Diana is a princess among Amazons, brought to life by Zeus, in a hidden world where women train to fight Ares, the God of War, who is the son of Zeus who seeks to destroy Zeus’ greatest creation (mankind). But the unexpected arrival of Trevor and the Germans pursuing him brings the world and the war closer to home than they imagined.
Believing that Ares has corrupted the hearts of men, and believing only his death can release the spell of self-destruction humans are trapped in, Diana sets off with Steve to the war. But killing a god won’t be so easy…and will it even have the effect she hopes for?
This is definitely the best DC Comics movie to come about since the original Christopher Nolan Dark Knight trilogy. It’s not perfect…in fact, I’m personally hoping Zack Snyder will remove himself from these movies soon (he’s a producer here, with co-story credit…someone needs to tell him how many of his ideas suck). Still, with Patty Jenkins at the wheel, this movie is a delicious blend of character, story, and action, with better action sequences than either of the new Superman films.
And Gal Gadot…wow…what a find. In many ways, she’s a real-life superhero, having spent two years in the Israel Defense Forces, where she was a combat trainer, teaching soldiers how to battle terrorists…totally bad ass! Before then, she competed in the Miss Universe pageant as Miss Israel. Seriously, you can’t get closer to a real-life Wonder Woman than her.
Is she a great actress? The jury is still out on that for me, but I will say she injects Diana with all the beauty, grace, charm, virtue and power that you’d expect. I never doubted her as Wonder Woman, and I never actually believed another could live up to Lynda Carter’s legacy. Ms. Gadot does the legacy proud.
Wonder Woman is many things to many people, but an inspiration to all. I, for one, can’t wait to see her on the big screen again.
Simply spectacular…Warner’s high definition transfer looks absolutely stunning on my new TV. Colors are vibrant, and tones are used expressively here and there for maximum effect. Images are super crisp and clear, even in the fastest-paced action sequences. Highest marks.
This is one of the most theatrical sounding home experiences I can remember…the uncompressed audio is perfect, dynamic and STRONG throughout.
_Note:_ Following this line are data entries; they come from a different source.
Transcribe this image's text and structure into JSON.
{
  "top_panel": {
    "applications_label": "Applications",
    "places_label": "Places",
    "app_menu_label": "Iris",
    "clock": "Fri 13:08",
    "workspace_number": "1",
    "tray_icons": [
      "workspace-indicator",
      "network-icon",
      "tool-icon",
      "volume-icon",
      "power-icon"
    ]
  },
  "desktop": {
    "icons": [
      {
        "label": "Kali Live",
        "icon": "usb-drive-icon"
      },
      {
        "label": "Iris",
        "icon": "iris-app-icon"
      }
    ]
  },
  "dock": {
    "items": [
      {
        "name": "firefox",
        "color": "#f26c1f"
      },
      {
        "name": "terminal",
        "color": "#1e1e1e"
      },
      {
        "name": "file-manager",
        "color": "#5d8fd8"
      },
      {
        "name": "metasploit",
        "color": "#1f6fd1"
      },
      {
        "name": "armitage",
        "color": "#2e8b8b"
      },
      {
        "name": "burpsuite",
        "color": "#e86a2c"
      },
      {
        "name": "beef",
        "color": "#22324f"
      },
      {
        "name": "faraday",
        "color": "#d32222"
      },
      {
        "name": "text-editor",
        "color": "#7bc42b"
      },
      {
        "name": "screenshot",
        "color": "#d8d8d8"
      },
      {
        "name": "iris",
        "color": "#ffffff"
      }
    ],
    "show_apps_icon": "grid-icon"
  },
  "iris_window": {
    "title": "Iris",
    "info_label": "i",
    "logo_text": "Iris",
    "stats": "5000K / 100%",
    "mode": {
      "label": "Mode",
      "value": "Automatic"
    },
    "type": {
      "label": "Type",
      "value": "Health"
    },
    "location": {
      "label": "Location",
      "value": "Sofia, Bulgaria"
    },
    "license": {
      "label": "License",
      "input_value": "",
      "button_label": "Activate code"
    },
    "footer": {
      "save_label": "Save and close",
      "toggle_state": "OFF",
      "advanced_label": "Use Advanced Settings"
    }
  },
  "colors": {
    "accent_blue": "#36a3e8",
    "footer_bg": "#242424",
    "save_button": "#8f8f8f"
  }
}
The excellent score and dialogue are well balanced, but the overall mix is superb, bringing the action to vivid life from start to finish.
There are several featurettes on the production and the character, including a rather bizarre one where people recite poetry about wisdom, wonder, equality…odd. There is a funny blooper reel, 5 extended scenes, and a short “mission” of Etta Candy that takes place after the events of the film.
Wonder Woman took a long time to come to the big screen, but it was worth the wait. The right actress with the right director made sure that this film honors the incredible legacy of this superhero, while ensuring that legacy can move far into the future as well.